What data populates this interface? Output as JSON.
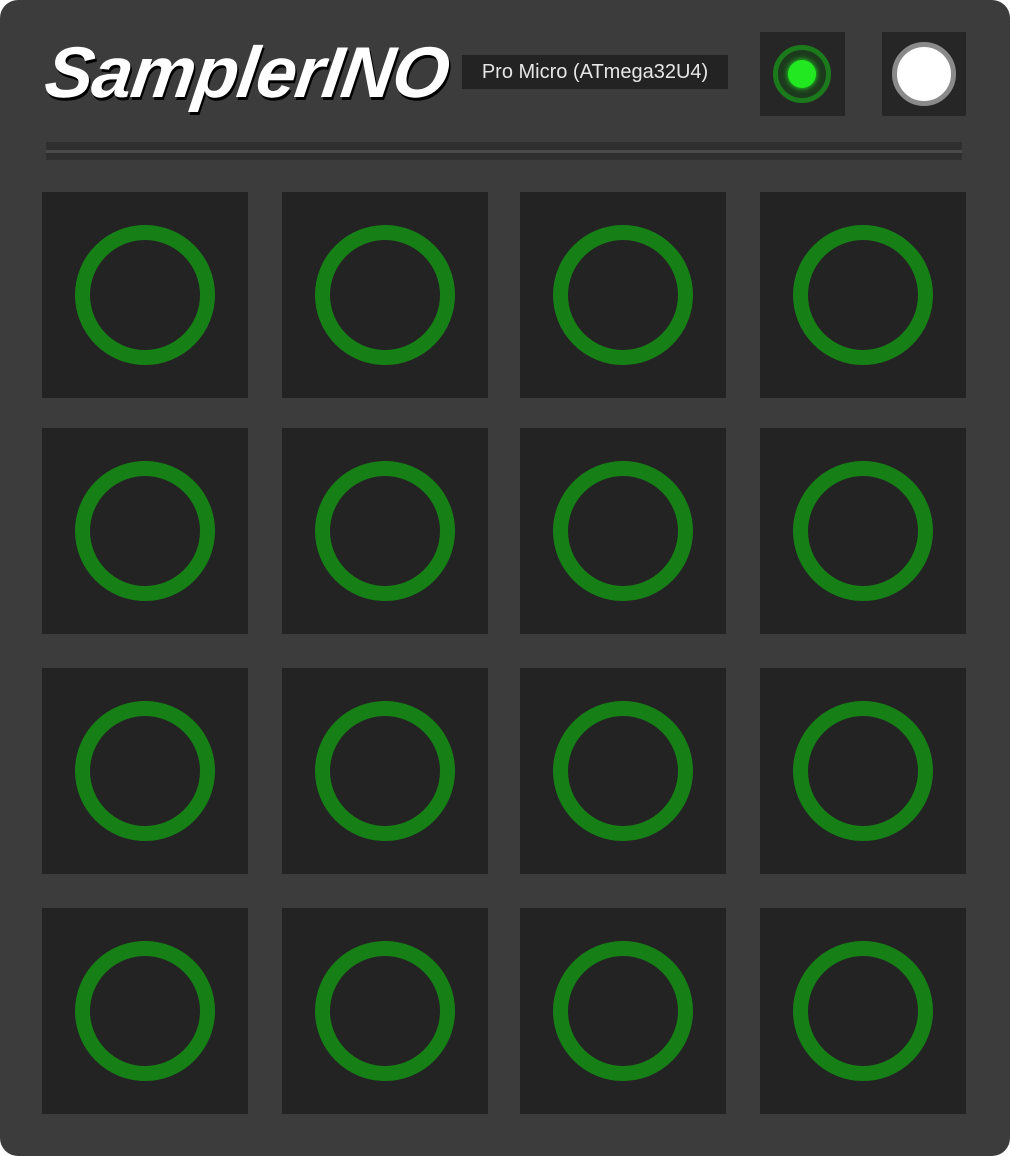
{
  "app": {
    "title": "SamplerINO",
    "board_selected": "Pro Micro (ATmega32U4)"
  },
  "status": {
    "led_icon": "status-led-icon",
    "led_state": "on",
    "led_color": "#22e822"
  },
  "controls": {
    "button_icon": "round-button-icon"
  },
  "pads": {
    "rows": 4,
    "columns": 4,
    "ring_color": "#168016",
    "count": 16
  },
  "colors": {
    "background": "#3c3c3c",
    "pad": "#232323",
    "accent": "#168016"
  }
}
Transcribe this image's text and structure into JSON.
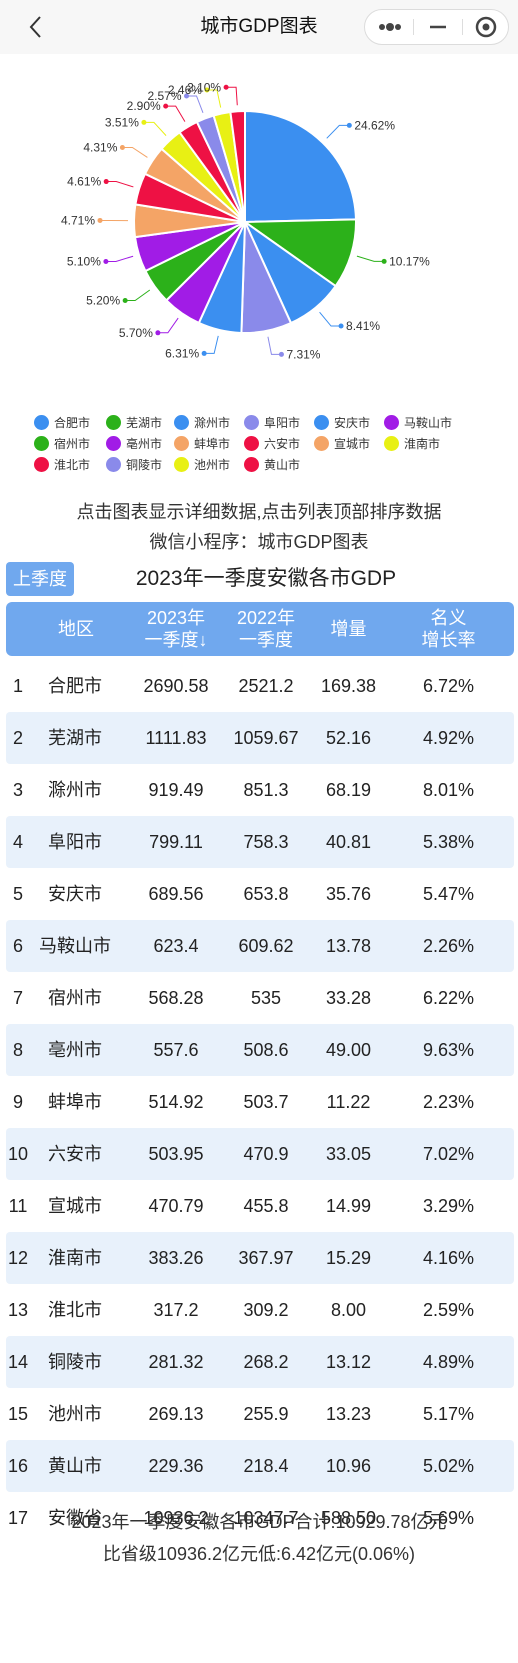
{
  "nav": {
    "title": "城市GDP图表",
    "back_icon": "chevron-left-icon",
    "more_icon": "more-dots-icon",
    "minimize_icon": "minimize-icon",
    "close_icon": "target-circle-icon"
  },
  "chart_data": {
    "type": "pie",
    "slices": [
      {
        "name": "合肥市",
        "value": 24.62,
        "label": "24.62%",
        "color": "#3b8ff0"
      },
      {
        "name": "芜湖市",
        "value": 10.17,
        "label": "10.17%",
        "color": "#2cb11a"
      },
      {
        "name": "滁州市",
        "value": 8.41,
        "label": "8.41%",
        "color": "#3b8ff0"
      },
      {
        "name": "阜阳市",
        "value": 7.31,
        "label": "7.31%",
        "color": "#8a8aea"
      },
      {
        "name": "安庆市",
        "value": 6.31,
        "label": "6.31%",
        "color": "#3b8ff0"
      },
      {
        "name": "马鞍山市",
        "value": 5.7,
        "label": "5.70%",
        "color": "#a11ce6"
      },
      {
        "name": "宿州市",
        "value": 5.2,
        "label": "5.20%",
        "color": "#2cb11a"
      },
      {
        "name": "亳州市",
        "value": 5.1,
        "label": "5.10%",
        "color": "#a11ce6"
      },
      {
        "name": "蚌埠市",
        "value": 4.71,
        "label": "4.71%",
        "color": "#f4a466"
      },
      {
        "name": "六安市",
        "value": 4.61,
        "label": "4.61%",
        "color": "#ee1144"
      },
      {
        "name": "宣城市",
        "value": 4.31,
        "label": "4.31%",
        "color": "#f4a466"
      },
      {
        "name": "淮南市",
        "value": 3.51,
        "label": "3.51%",
        "color": "#e8f014"
      },
      {
        "name": "淮北市",
        "value": 2.9,
        "label": "2.90%",
        "color": "#ee1144"
      },
      {
        "name": "铜陵市",
        "value": 2.57,
        "label": "2.57%",
        "color": "#8a8aea"
      },
      {
        "name": "池州市",
        "value": 2.46,
        "label": "2.46%",
        "color": "#e8f014"
      },
      {
        "name": "黄山市",
        "value": 2.1,
        "label": "2.10%",
        "color": "#ee1144"
      }
    ]
  },
  "hint_line1": "点击图表显示详细数据,点击列表顶部排序数据",
  "hint_line2": "微信小程序：城市GDP图表",
  "season_button": "上季度",
  "table_title": "2023年一季度安徽各市GDP",
  "headers": {
    "region": "地区",
    "y2023": "2023年\n一季度↓",
    "y2022": "2022年\n一季度",
    "increase": "增量",
    "growth": "名义\n增长率"
  },
  "rows": [
    {
      "rank": "1",
      "region": "合肥市",
      "y2023": "2690.58",
      "y2022": "2521.2",
      "increase": "169.38",
      "growth": "6.72%"
    },
    {
      "rank": "2",
      "region": "芜湖市",
      "y2023": "1111.83",
      "y2022": "1059.67",
      "increase": "52.16",
      "growth": "4.92%"
    },
    {
      "rank": "3",
      "region": "滁州市",
      "y2023": "919.49",
      "y2022": "851.3",
      "increase": "68.19",
      "growth": "8.01%"
    },
    {
      "rank": "4",
      "region": "阜阳市",
      "y2023": "799.11",
      "y2022": "758.3",
      "increase": "40.81",
      "growth": "5.38%"
    },
    {
      "rank": "5",
      "region": "安庆市",
      "y2023": "689.56",
      "y2022": "653.8",
      "increase": "35.76",
      "growth": "5.47%"
    },
    {
      "rank": "6",
      "region": "马鞍山市",
      "y2023": "623.4",
      "y2022": "609.62",
      "increase": "13.78",
      "growth": "2.26%"
    },
    {
      "rank": "7",
      "region": "宿州市",
      "y2023": "568.28",
      "y2022": "535",
      "increase": "33.28",
      "growth": "6.22%"
    },
    {
      "rank": "8",
      "region": "亳州市",
      "y2023": "557.6",
      "y2022": "508.6",
      "increase": "49.00",
      "growth": "9.63%"
    },
    {
      "rank": "9",
      "region": "蚌埠市",
      "y2023": "514.92",
      "y2022": "503.7",
      "increase": "11.22",
      "growth": "2.23%"
    },
    {
      "rank": "10",
      "region": "六安市",
      "y2023": "503.95",
      "y2022": "470.9",
      "increase": "33.05",
      "growth": "7.02%"
    },
    {
      "rank": "11",
      "region": "宣城市",
      "y2023": "470.79",
      "y2022": "455.8",
      "increase": "14.99",
      "growth": "3.29%"
    },
    {
      "rank": "12",
      "region": "淮南市",
      "y2023": "383.26",
      "y2022": "367.97",
      "increase": "15.29",
      "growth": "4.16%"
    },
    {
      "rank": "13",
      "region": "淮北市",
      "y2023": "317.2",
      "y2022": "309.2",
      "increase": "8.00",
      "growth": "2.59%"
    },
    {
      "rank": "14",
      "region": "铜陵市",
      "y2023": "281.32",
      "y2022": "268.2",
      "increase": "13.12",
      "growth": "4.89%"
    },
    {
      "rank": "15",
      "region": "池州市",
      "y2023": "269.13",
      "y2022": "255.9",
      "increase": "13.23",
      "growth": "5.17%"
    },
    {
      "rank": "16",
      "region": "黄山市",
      "y2023": "229.36",
      "y2022": "218.4",
      "increase": "10.96",
      "growth": "5.02%"
    },
    {
      "rank": "17",
      "region": "安徽省",
      "y2023": "10936.2",
      "y2022": "10347.7",
      "increase": "588.50",
      "growth": "5.69%"
    }
  ],
  "footer_line1": "2023年一季度安徽各市GDP合计:10929.78亿元",
  "footer_line2": "比省级10936.2亿元低:6.42亿元(0.06%)"
}
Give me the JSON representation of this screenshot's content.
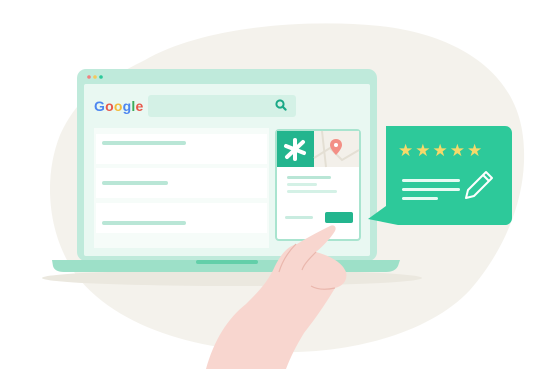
{
  "search": {
    "brand_text": "Google",
    "brand_letters": [
      {
        "char": "G",
        "color": "#4d86f0"
      },
      {
        "char": "o",
        "color": "#e8584b"
      },
      {
        "char": "o",
        "color": "#f3bb3b"
      },
      {
        "char": "g",
        "color": "#4d86f0"
      },
      {
        "char": "l",
        "color": "#3bab5b"
      },
      {
        "char": "e",
        "color": "#e8584b"
      }
    ],
    "search_icon": "magnifier-icon"
  },
  "results": {
    "count_shown": 3
  },
  "review_card": {
    "stars": "★★★★★",
    "rating": 5,
    "rating_max": 5,
    "icon": "pencil-icon"
  },
  "business_card": {
    "logo_icon": "asterisk-logo-icon",
    "map_icon": "map-pin-icon"
  },
  "colors": {
    "teal": "#2dc99a",
    "teal_dark": "#19a886",
    "screen_bg": "#e9f8f2",
    "laptop_frame": "#bfeadb",
    "blob": "#f4f2ec",
    "skin": "#f8d6cf",
    "star": "#f6d96a"
  }
}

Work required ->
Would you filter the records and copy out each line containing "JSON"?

Answer space ->
What data populates this interface? Output as JSON.
Transcribe this image's text and structure into JSON.
Give me the JSON representation of this screenshot's content.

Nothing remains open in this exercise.